Why we hash passwords
Published on 2017-01-30
Clear text is not the way. But why not?!
Let's take a dive to examine why this is a problem - and what the solution could be!
Passwords are used along with username/email to provide access to a system - I'll be talking about this with web apps and web services in mind.
Then access is granted the identity of the user is assured - we assume that only the actual legitimate user knows the correct combination.
To be able to authenticate we need to know both the username/email and the password of the user - that way when a new request is made at a later time we can indeed authenticate again - the credentials needs to be stored.
The problem with plain text passwords
When storing passwords we could just simply store the password - in a file or a database - as plain text. This would give one small advantage: We could give the password to the user (manually or automatically) if they ever forget it.
This might actually also be a disadvantage!
Passwords stored in plain text are especially vulnerable to:
- Malicious users in your organization
- Security breaches in your infrastructure
Furthermore the fact that you - the owner of the service - can simply look up the users passwords would mean the users shouldn't use a password that hold any value other than giving access to your specific service.
Hash functions are one-way functions that take some input and produce some - often fixed size - output. Given the same input the hash function will produce the same output and that fact can be used here.
If we put the users password through a hash function before storing them we wouldn't be able to read them again.

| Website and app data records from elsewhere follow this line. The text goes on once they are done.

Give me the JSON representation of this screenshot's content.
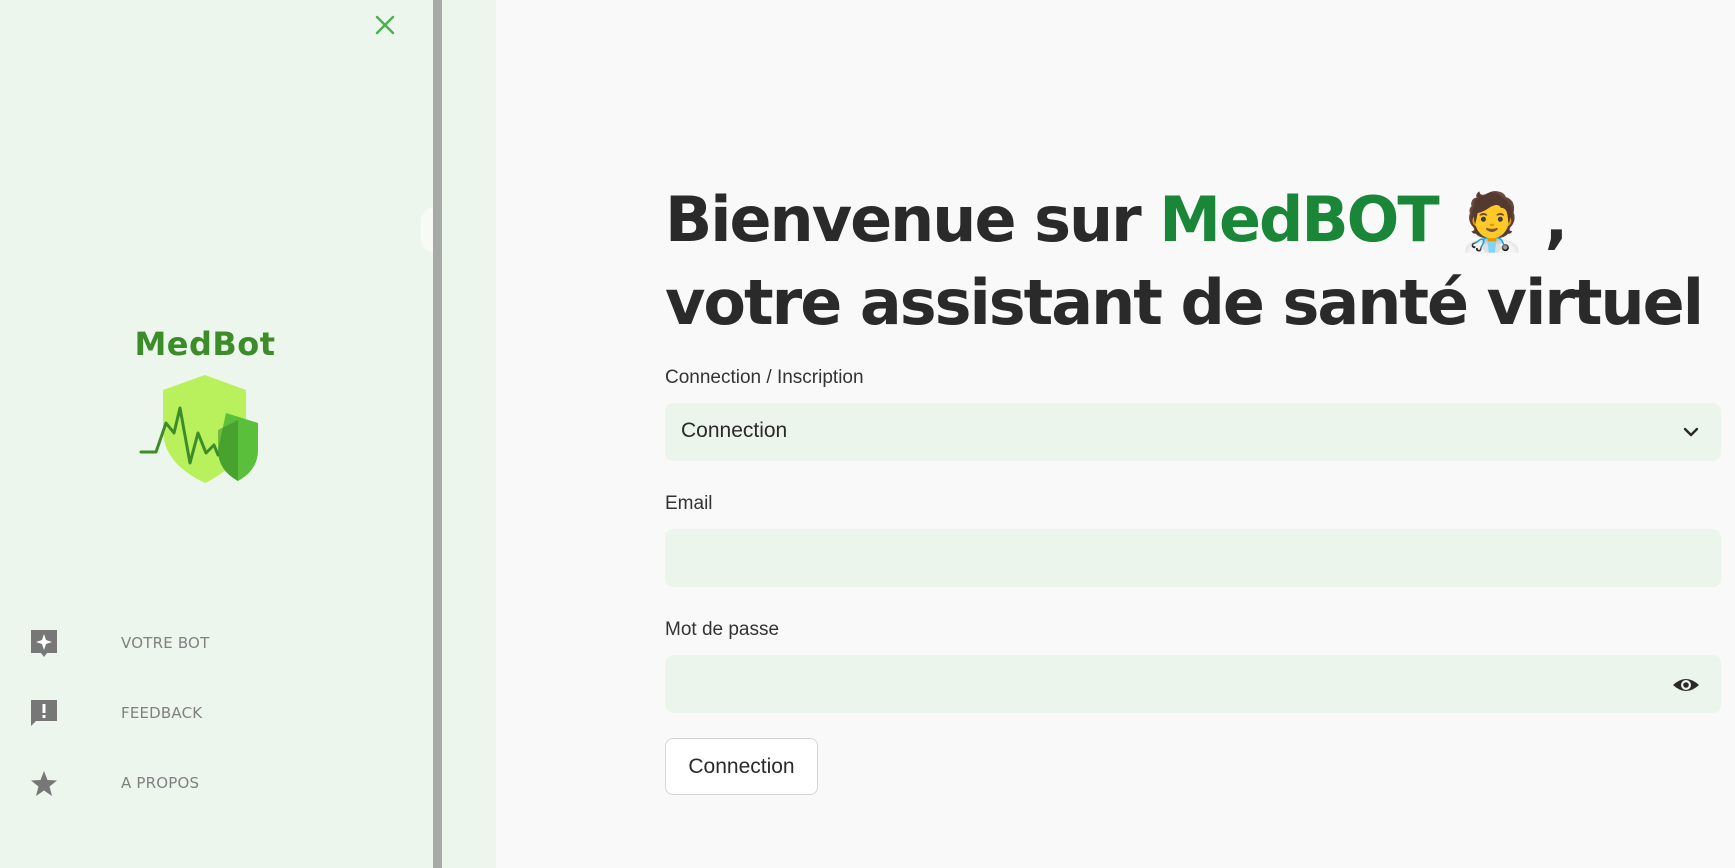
{
  "sidebar": {
    "logo_text": "MedBot",
    "nav": [
      {
        "label": "VOTRE BOT",
        "icon": "sparkle-chat-icon"
      },
      {
        "label": "FEEDBACK",
        "icon": "feedback-alert-icon"
      },
      {
        "label": "A PROPOS",
        "icon": "star-icon"
      }
    ]
  },
  "main": {
    "title_prefix": "Bienvenue sur ",
    "title_brand": "MedBOT",
    "title_emoji": "🧑‍⚕️",
    "title_suffix": ", votre assistant de santé virtuel",
    "mode": {
      "label": "Connection / Inscription",
      "selected": "Connection"
    },
    "email": {
      "label": "Email",
      "value": ""
    },
    "password": {
      "label": "Mot de passe",
      "value": ""
    },
    "submit_label": "Connection"
  },
  "colors": {
    "brand_green": "#198737",
    "sidebar_bg": "#edf6ec",
    "field_bg": "#ecf5eb",
    "close_green": "#4caf50",
    "nav_gray": "#808080"
  }
}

But when we get an authentication request we can simply calculate the hash of the the password we are given an check if the hash matches the one we've got stored.
This means that we can not give the user her password back if they forget it!
It also means that if the place we store the passwords (database, file eg.) is compromised the users credentials are not suddenly in the wild. And anyone on our inside can't read the passwords and have the credentials - they are safe from anyone - we can only check if the passwords match some input.
The first two algorithms are bad/broken/outdated and can be compromised.
SHA-2 is a broad standard - it's the way to go.
salt is when you append/prepend/mix some value to the cleartext before hashing eg. and it further obfuscates the hashing.
bcrypt is a a hashing method where the hash result contains a salt and an iteration count - this instructs the checking mechanism how to calculate the exact hash, given the correct cleartext input.
The salting makes the resulting hash non-trivial and the iterations introduce a calculation cost that makes brute forcing impractical.
Storing user passwords in
bcrypt format is an excellent way to go.
I'll be making an article about the actual security in hashed passwords - with a small attempt at brute forcing some of it!